Private Corporation Tax Proposals

What’s Important & What To Do

October 19, 2017

Commentary & Analysis from:
 Jamie Golombek, Managing Director, Tax & Estate Planning, CIBC Financial Planning and Advice

As Jamie Golombek observed in a recent interview: “Perhaps the hottest issue this entire year so far, in fact in the last 40 years, is the changes proposed to the private corporation tax rules.”

While it’s fair to say the original proposal created considerable controversy, it seems clear that Finance Minister Bill Morneau is seriously considering re-drafting the tax package as initially proposed.

Proposals in a nutshell

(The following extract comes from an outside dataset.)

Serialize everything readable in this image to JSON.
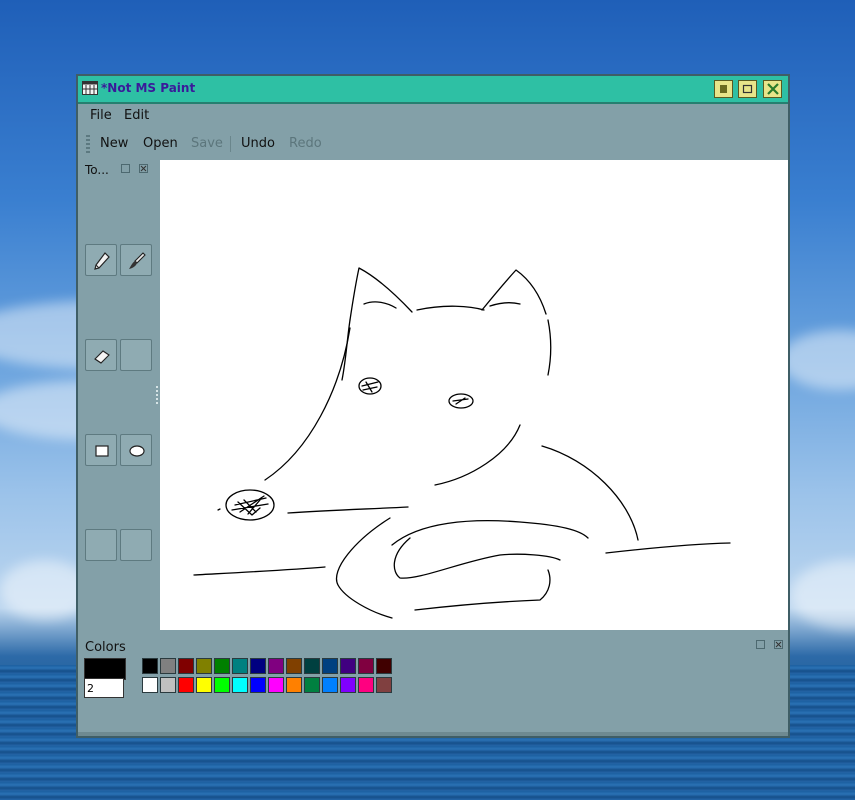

In a nutshell, the government’s original small business tax proposals include halting business owners from lowering their tax rate by sprinkling money to family members regardless of their involvement in the business through dividends or by paying them salaries, limiting a corporation’s ability to convert income into capital gains and dividends, and restricting the ability for private corporations to recover taxes through passive investments.

What follows is an edited and selectively modified digest of Mr. Golombek’s comments, which you can watch in full by clicking on the following link: Video – Private Corporation Tax Proposals. As he observes, there are four main issues that the government is looking at:

Income Sprinkling

There are new rules coming into play on January 1, 2018 that will prevent you from paying dividends that are not reasonable, whatever that means, to not actively involved family members. We already had rules for kids under the age of 18. This will apply to a broader definition of relatives, so it’s kids, grandkids, nieces, nephews, uncles, aunts, brothers, sisters, etc. Anyone who is receiving dividends from a private company would be identified and taxed at the highest rate if they haven’t made a contribution through either labor or capital that’s ‘reasonable’ after 2017.

Multiplication of the Lifetime Capital Gains Exemption (LCGE)

Currently when you sell shares of a private company, assuming it meets the requirements for Qualified Small Business Corporation (QSBC) shares, the first $835,000 or a million dollars for farming and fishing property, is tax free. There are techniques, either involving an estate freeze or otherwise, to multiply the exemption among family members, spouse and kids, as long as the kids were of a certain age, then you could multiply this exemption out and claim multiple capital gains exemption. This will be put to a stop at the end of this year.

Conversion of Dividend Income into Capital Gains

Current legislation ensures that most corporate distributions are taxed as dividends in the hands of shareholders. There are some situations that may allow these corporate surpluses to be converted into taxable capital gains instead of regular dividends, and effectively result in distributions to shareholders being taxed at a lower rate.

Passive Investment Rules

Under current rules, many small business owners benefit from a deferral of personal tax where business income earned inside a corporation is not ultimately distributed to shareholders. These funds are typically kept inside the corporation and invested in investment portfolios, which generate passive income and gains. The new tax proposals aim to eliminate the benefit of such arrangements through a number of reforms.

Conclusion & Next Steps

For a more detailed explanation of Mr. Golombek’s remarks, please be sure to download a copy of the CIBC report called Taking Action: What you need to know and do in light of the CCPC tax rule changes. A revised article was released on Oct 23, 2017: Taking Action: Revised CCPC tax proposals What you need to know (and do) now.

The Wooding Group at CIBC Wood Gundy, 780 498-5047